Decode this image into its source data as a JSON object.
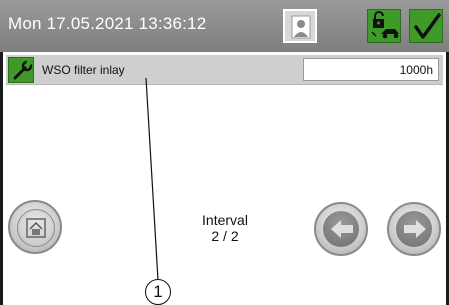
{
  "header": {
    "datetime": "Mon 17.05.2021  13:36:12",
    "icons": [
      "user-icon",
      "unlock-vehicle-icon",
      "checkmark-icon"
    ]
  },
  "maintenance_row": {
    "icon": "wrench-icon",
    "label": "WSO filter inlay",
    "value": "1000h"
  },
  "interval": {
    "label": "Interval",
    "value": "2 / 2"
  },
  "nav": {
    "icons": [
      "home-icon",
      "arrow-left-icon",
      "arrow-right-icon"
    ]
  },
  "callout": {
    "number": "1"
  },
  "colors": {
    "header_gray": "#8c8c8c",
    "button_green": "#3f9a2a",
    "row_gray": "#cfcfcf"
  }
}
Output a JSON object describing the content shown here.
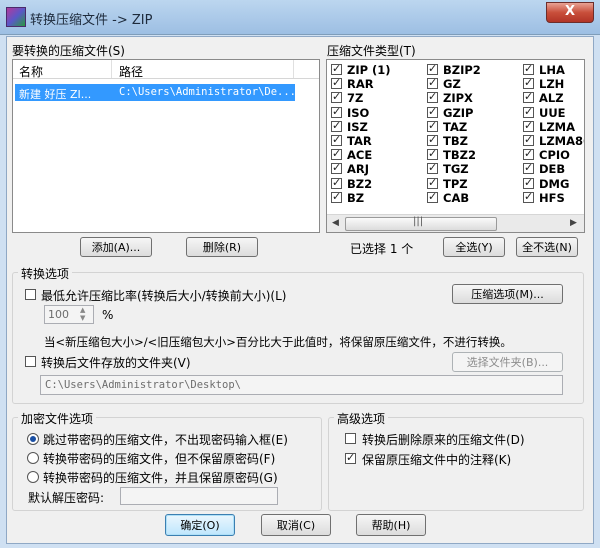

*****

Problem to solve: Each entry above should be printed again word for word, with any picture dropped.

Task output:
Decode this image into its source data as a JSON object.
{
  "header": {
    "datetime": "Mon 17.05.2021  13:36:12",
    "icons": [
      "user-icon",
      "unlock-vehicle-icon",
      "checkmark-icon"
    ]
  },
  "maintenance_row": {
    "icon": "wrench-icon",
    "label": "WSO filter inlay",
    "value": "1000h"
  },
  "interval": {
    "label": "Interval",
    "value": "2 / 2"
  },
  "nav": {
    "icons": [
      "home-icon",
      "arrow-left-icon",
      "arrow-right-icon"
    ]
  },
  "callout": {
    "number": "1"
  },
  "colors": {
    "header_gray": "#8c8c8c",
    "button_green": "#3f9a2a",
    "row_gray": "#cfcfcf"
  }
}
Output a JSON object describing the content shown here.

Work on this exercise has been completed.